Friday, July 3, 2009

Synopsis

Wednesday, June 24th

Synopsis Day! I could tell how much all three of us looked forward to the day; we all champed at the bit, and the class was extremely informative.

Ok, a synopsis. They help:

- Discover plot holes/what doesn’t work.
- Discover if subplots are needed for either word count or story.
- Helps identify elements needed for research.
- If something doesn’t work plausibly (i.e., a plot corner), go back and fix.
Note: don’t use coincidence to fix this – too contrived.
- This doesn’t include character corners. These can be written out of; a plot corner cannot.
- Majority of novel still won’t be known despite it being written, so no loss of creativity is involved.
- A synopsis is part of the proposal – so you might as well write it now instead of later!
- When you’re new, it’s used to sell your first novel. When you’re established, it’s used to sell a piece before it’s written.
- It helps with chronology.
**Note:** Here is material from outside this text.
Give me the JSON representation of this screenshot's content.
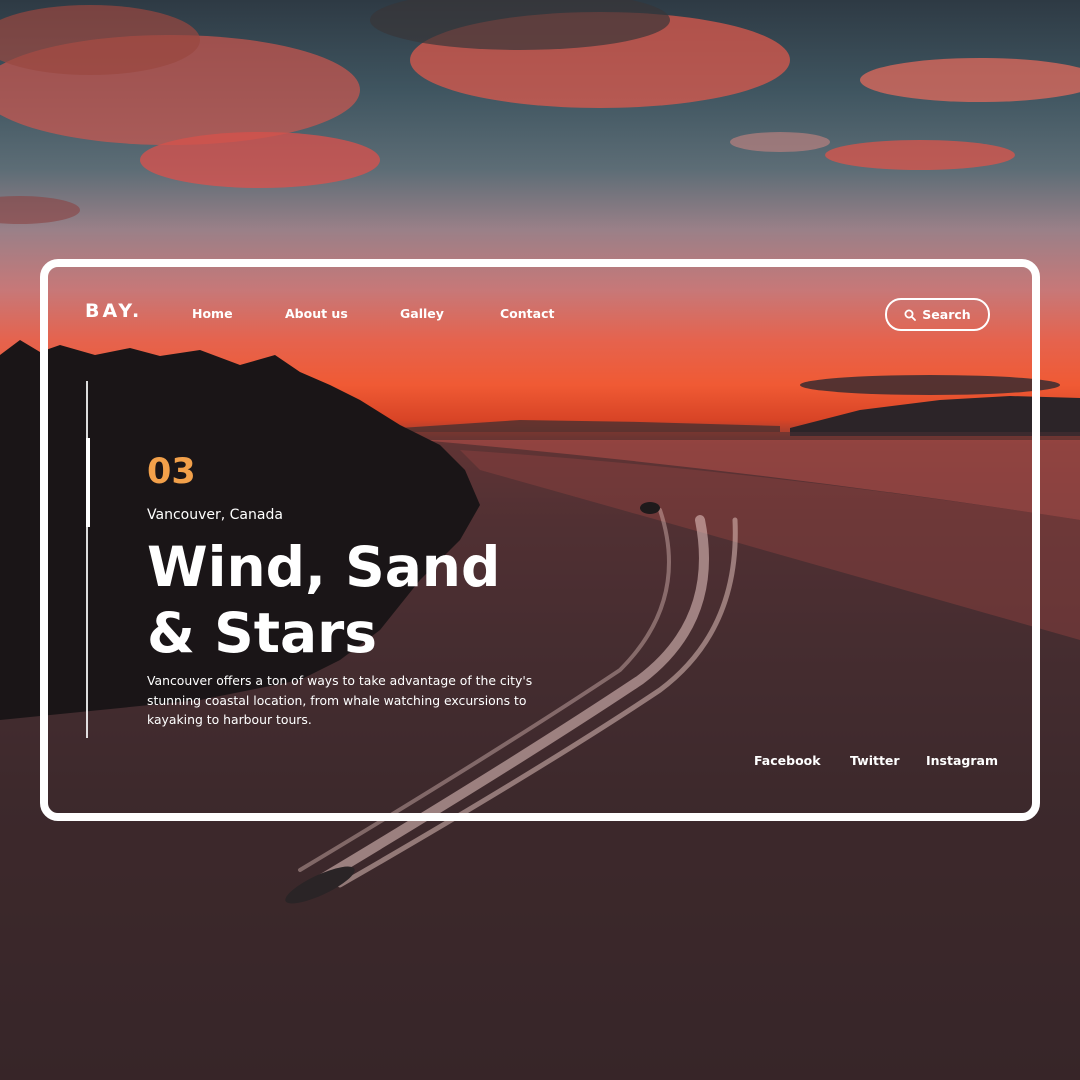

Important: a synopsis isn’t written in stone. If you write it and the story goes down a different path, you revise the synopsis.

I realize a lot of people dislike writing a synopsis, but after having written DT, I wish I'd used a synopsis - it would have made all of the problems I didn't realize all the way through clear. Especially with a mystery, there are certain expectations and it's particularly easy to utilize a synopsis. I'm going to use synopsis from now on with future novels. The worst that happens, even if I end up hating it, is I only waste an hour or two - well worth it when you consider it takes about a year/year and a half to complete a novel (And that's if you're plugging along steadily!).

And honestly, I'd rather rewrite a 3k long document rather than my novel everytime I realize something needs to be revised - then you can follow the change to its logical conclusion.

Here's the other thing - the standard for a synopsis to a publisher is 1 single-spaced page per 10k words. I realize many agents aske for a much shorter one, but if you have a 8 page document, you can pare it down to three pages. This all goes back to scale and scope. Each differently sized document that agents request can always be distilled from what you have; it's far more difficult to look at you 90k novel and go "Shit, how do I get three pages out of this?"


I have a second writer’s class I take on Wednesday nights; we did an exercise about detailed descriptions using eyesight only (I liked our other senses work more, but this was useful), and we called about scale – what size we use when describing something; the difference being based on the focus of the writing. We then had to write to both a 50 sentence and 7 word sentence about our life. My seven word sentence:

“No Mom, I don’t like Kansas.”

5 comments:

ElanaJ said...

It is true that it's easier to write the synopsis before you need it. I think it's interesting that the synop can help you find holes. I haven't looked at it as a TOOL before, more of like a pain. Interesting. Will stew.

Lady Glamis said...

Oh, good post! I don't have too big of a problem with synopses because I like to use the Snowflake Method, and that automatically gets you a synopsis that you can work with. It's still a lot of work, though.

Tough thing is that I didn't use the Snowflake as well as I should have with Monarch. If this new draft doesn't work out, I'll definitely have to follow all the steps and try again!

Glynis said...

I am not even thinking about it yet, it is too scary for this newbie ;0

Danyelle said...

I hated the idea of having to write a synopsis, but once I actually did it, it wasn't so bad. Of course, I'd already written the story first. >.<

maria esperanza georgia noel hale said...

Are you trying to tell me you don't like KS? LOL Love yah mom